    If the number of distributors is increasing and are buying printers and consumables because they bought into the growth hype of the 3D printing industry and end users are not increasing their rate of 3D printer and consumables purchases, we may have an industry who's growth rate is fueled by the hype associated with this industry.

    Let's determine what the adoption rate is for 3D printers and consumables by end users. Clearly, if end user adoption is increasing in step with sales to distributors, the long term growth projections may have merit for the 3D printer industry. If the adoption rate by end users is not congruent with sales to distributors, we have an industry that is merely filling the pipeline in response to either real or perceived irrational exuberance that may exist in this industry.

    I suspect that end user adoption may not be keeping up with sales to distributors. This would explain the decreasing growth rate guidance. Afterall, the pipeline has a finite capacity unless the pipeline is increased with more unwitting distributors.
    Feb 8 03:07 PM | Likes Like |Link to Comment
  • The Beginning Of The End Of The 3D Printing Bubble [View article]
    Hello 3D printing aficionados. I'm back. You may recall my posts in late 2011 and early 2012, warning everyone that 3D printing was and is nothing more than a scam. The consumer versions could only "print" trinkets then, can only print trinkets now, and will only ever print trinkets in the future. The industrial versions are far too slow to ever replace subtractive manufacturing processes. All versions are too slow to be economically viable. This is the Achele's heel of 3D printing.....lack of speed. Throw in a bit of creative accounting and hype, which was masterfully executed primarily by DDD, the result is the mess we have today.

    I applaud Whitney Tilson today and applauded Whitney Tilson over a year ago when he was one of the few voices of reason. I'm now glad I took Whitney's and other's advice and got out with a healthy gain, while still missing out on a lot of the upside.

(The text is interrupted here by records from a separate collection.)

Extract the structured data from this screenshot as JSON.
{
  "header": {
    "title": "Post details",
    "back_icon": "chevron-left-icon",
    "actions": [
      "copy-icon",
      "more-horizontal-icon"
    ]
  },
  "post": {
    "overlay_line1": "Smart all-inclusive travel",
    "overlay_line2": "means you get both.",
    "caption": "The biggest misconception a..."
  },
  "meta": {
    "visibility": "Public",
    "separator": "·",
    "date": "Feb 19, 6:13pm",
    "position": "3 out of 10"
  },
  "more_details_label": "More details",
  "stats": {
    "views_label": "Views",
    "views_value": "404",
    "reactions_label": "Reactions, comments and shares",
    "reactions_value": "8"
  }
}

    If I were to hold up a convenience store and make off with $ 300.00 and get caught, I would spend time in jail and have a criminal record for the rest of my life. The 3D sand baggers, Wall St. analysts/boiler room promoters who have and are stealing millions are going to get off Scot free and laugh all the way to the tax haven bank located on an island somewhere. I love unfettered capitalism. Don't you?

    The people who perpetrated this scam should be in a cockroach infested jail. How about Guantanamo? Naw, probably no cockroaches there.
    Feb 6 05:41 PM | 1 Like Like |Link to Comment
  • Could Be Fudging Their Sales Numbers? [View article]
    Brooklyn....there is clearly a gap between Benioff's real and declared aims. Amazing and phenomenal are definitely exhausted idioms used extensively by Beinoff, the CRM cuttlefish. Thanks for your perspective. It's as if George Orwell knew Beinoff personally.
    Dec 31 08:32 AM | 2 Likes Like |Link to Comment
  • Could Be Fudging Their Sales Numbers? [View article]
    So, CRM started out as amazing and became more amazing in the second round of venture funding and the business plan calls for "phenomenality" to be achieved in 2015. Looks like Benioff is well ahead of schedule. Since I'm a relatively small retail investor. I've placed an order for 5,000 at market price. May double my stake on Friday, Jan 3rd. I'm certain CRM will be one of my better holdings. It's all about being phenomenal.
    Dec 30 11:16 PM | 1 Like Like |Link to Comment
  • Could Be Fudging Their Sales Numbers? [View article]
    Convert....thanks for clarifying....makes perfect sense. Just one more thing to clear up.....what preceded amazing? Was it fantastic by any chance? Or was amazing the starting point? And yes, CRM has a heavy burden of being amazing and phenomenal concurrently. Didn't think it was possible to toggle between amazing and phenomenal. If anyone can, Benioff can.
    Dec 23 05:50 PM | 1 Like Like |Link to Comment
  • Could Be Fudging Their Sales Numbers? [View article]
    ConvertClassic. Your post confused me. I thought CRN was transitioning from phenomenal to amazing, not the other way around. Live and learn something new every day.
    Dec 18 01:23 PM | 1 Like Like |Link to Comment